→ **TASK OBJECTIVE**
Go through the records that follow and tally the lines with "front" in them; answer with the number alone.

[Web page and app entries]
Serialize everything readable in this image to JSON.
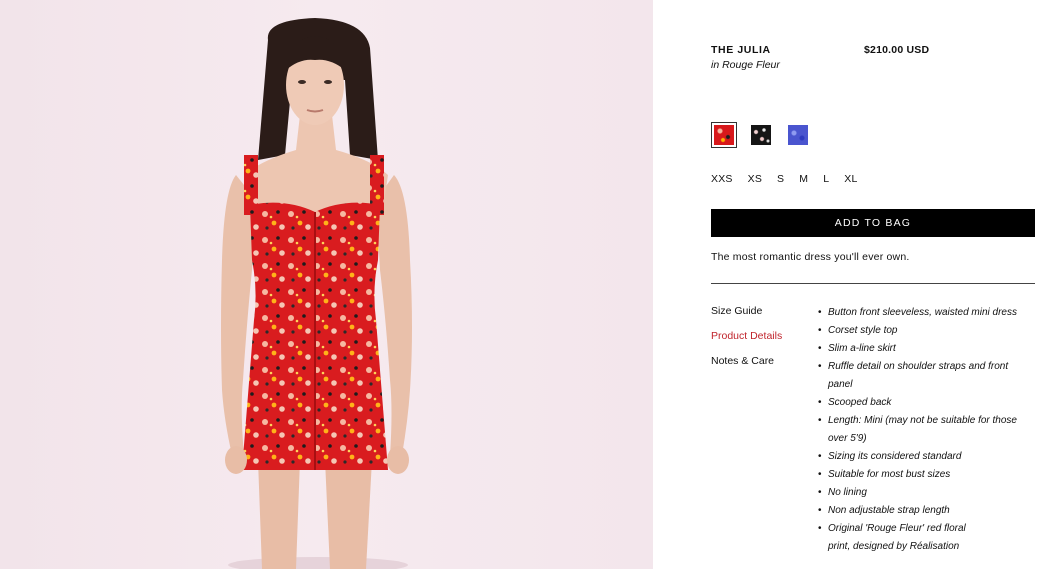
{
  "product": {
    "title": "THE JULIA",
    "variant_name": "in Rouge Fleur",
    "price": "$210.00 USD",
    "image_alt": "Model wearing red floral button-front mini dress"
  },
  "colors": {
    "accent": "#c0242c",
    "button_bg": "#000000",
    "swatches": [
      {
        "name": "red",
        "hex": "#d8181b"
      },
      {
        "name": "black",
        "hex": "#151515"
      },
      {
        "name": "blue",
        "hex": "#4a55cf"
      }
    ]
  },
  "sizes": [
    "XXS",
    "XS",
    "S",
    "M",
    "L",
    "XL"
  ],
  "cta": {
    "add_to_bag": "ADD TO BAG"
  },
  "tagline": "The most romantic dress you'll ever own.",
  "tabs": [
    {
      "label": "Size Guide",
      "active": false
    },
    {
      "label": "Product Details",
      "active": true
    },
    {
      "label": "Notes & Care",
      "active": false
    }
  ],
  "details": [
    [
      "Button front sleeveless, waisted mini dress"
    ],
    [
      "Corset style top"
    ],
    [
      "Slim a-line skirt"
    ],
    [
      "Ruffle detail on shoulder straps and front",
      "panel"
    ],
    [
      "Scooped back"
    ],
    [
      "Length: Mini (may not be suitable for those",
      "over 5'9)"
    ],
    [
      "Sizing its considered standard"
    ],
    [
      "Suitable for most bust sizes"
    ],
    [
      "No lining"
    ],
    [
      "Non adjustable strap length"
    ],
    [
      "Original 'Rouge Fleur' red floral",
      "print, designed by Réalisation"
    ]
  ]
}
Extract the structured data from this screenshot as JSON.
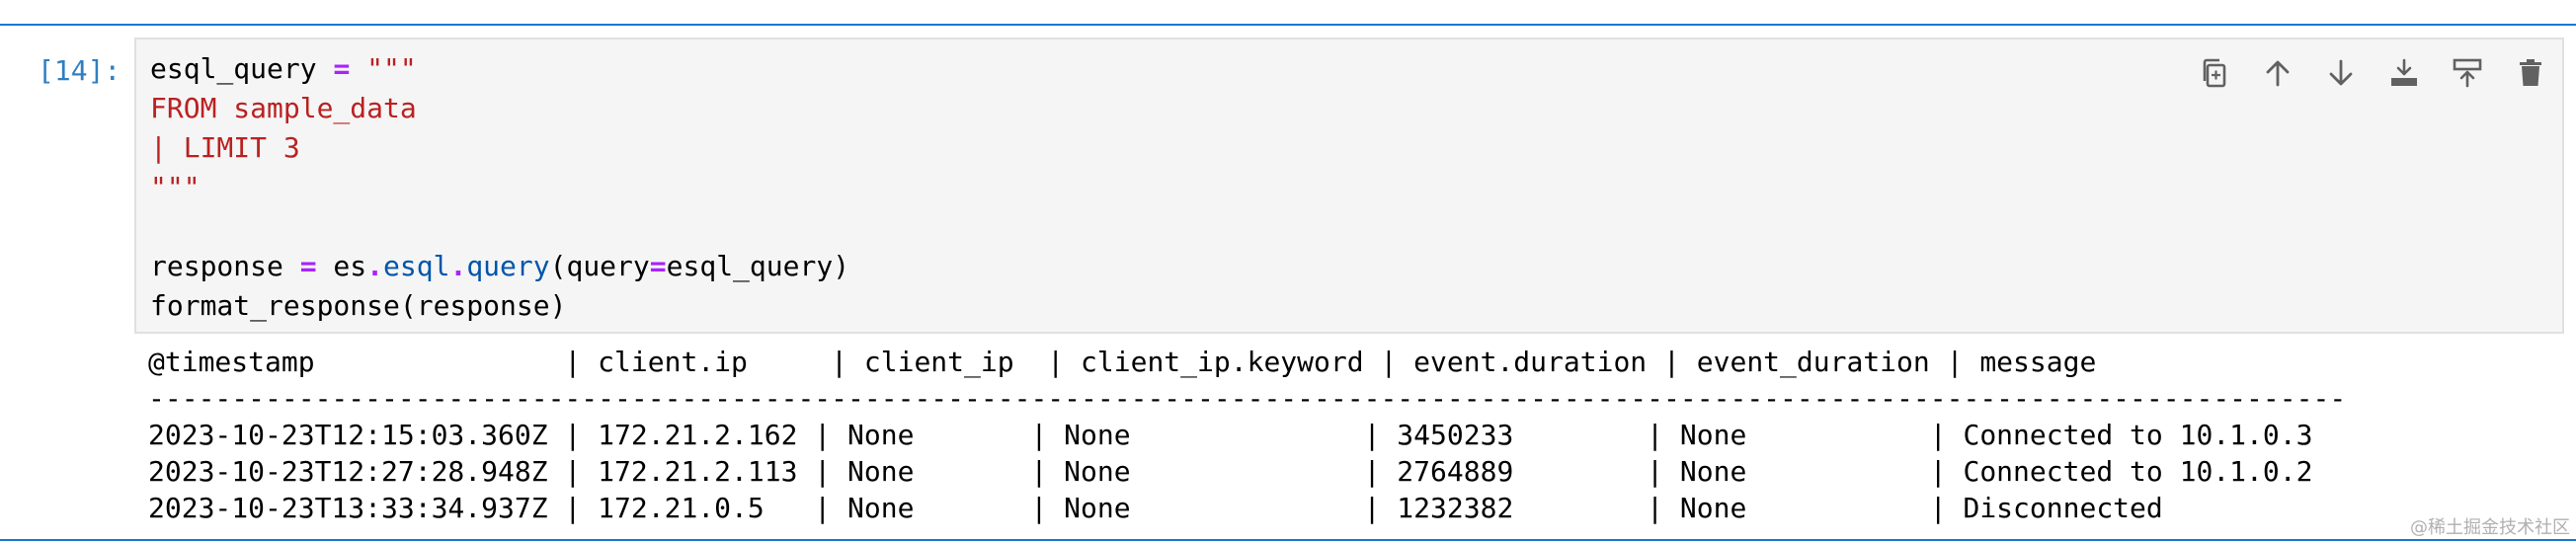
{
  "cell": {
    "prompt": "[14]:",
    "code_lines": [
      [
        {
          "t": "esql_query ",
          "c": ""
        },
        {
          "t": "=",
          "c": "op"
        },
        {
          "t": " \"\"\"",
          "c": "str"
        }
      ],
      [
        {
          "t": "FROM sample_data",
          "c": "str"
        }
      ],
      [
        {
          "t": "| LIMIT 3",
          "c": "str"
        }
      ],
      [
        {
          "t": "\"\"\"",
          "c": "str"
        }
      ],
      [],
      [
        {
          "t": "response ",
          "c": ""
        },
        {
          "t": "=",
          "c": "op"
        },
        {
          "t": " es",
          "c": ""
        },
        {
          "t": ".",
          "c": "op"
        },
        {
          "t": "esql",
          "c": "attr"
        },
        {
          "t": ".",
          "c": "op"
        },
        {
          "t": "query",
          "c": "attr"
        },
        {
          "t": "(query",
          "c": ""
        },
        {
          "t": "=",
          "c": "op"
        },
        {
          "t": "esql_query)",
          "c": ""
        }
      ],
      [
        {
          "t": "format_response(response)",
          "c": ""
        }
      ]
    ],
    "toolbar": [
      {
        "name": "copy-cell-button",
        "icon": "copy-icon"
      },
      {
        "name": "move-up-button",
        "icon": "arrow-up-icon"
      },
      {
        "name": "move-down-button",
        "icon": "arrow-down-icon"
      },
      {
        "name": "insert-below-button",
        "icon": "insert-below-icon"
      },
      {
        "name": "insert-above-button",
        "icon": "insert-above-icon"
      },
      {
        "name": "delete-cell-button",
        "icon": "trash-icon"
      }
    ]
  },
  "output": {
    "header": "@timestamp               | client.ip     | client_ip  | client_ip.keyword | event.duration | event_duration | message",
    "separator": "------------------------------------------------------------------------------------------------------------------------------------",
    "rows": [
      "2023-10-23T12:15:03.360Z | 172.21.2.162 | None       | None              | 3450233        | None           | Connected to 10.1.0.3",
      "2023-10-23T12:27:28.948Z | 172.21.2.113 | None       | None              | 2764889        | None           | Connected to 10.1.0.2",
      "2023-10-23T13:33:34.937Z | 172.21.0.5   | None       | None              | 1232382        | None           | Disconnected"
    ]
  },
  "watermark": "@稀土掘金技术社区",
  "colors": {
    "accent": "#1976d2",
    "prompt": "#307fc1",
    "string": "#ba2121",
    "operator": "#aa22ff",
    "attribute": "#0055aa",
    "cell_background": "#f5f5f5"
  }
}
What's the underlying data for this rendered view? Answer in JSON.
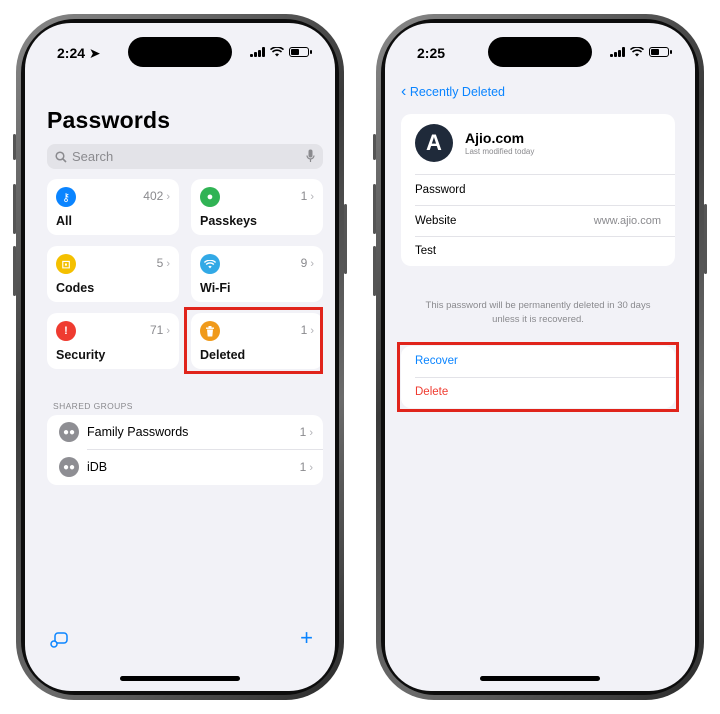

→ **ANSWER BOX**
3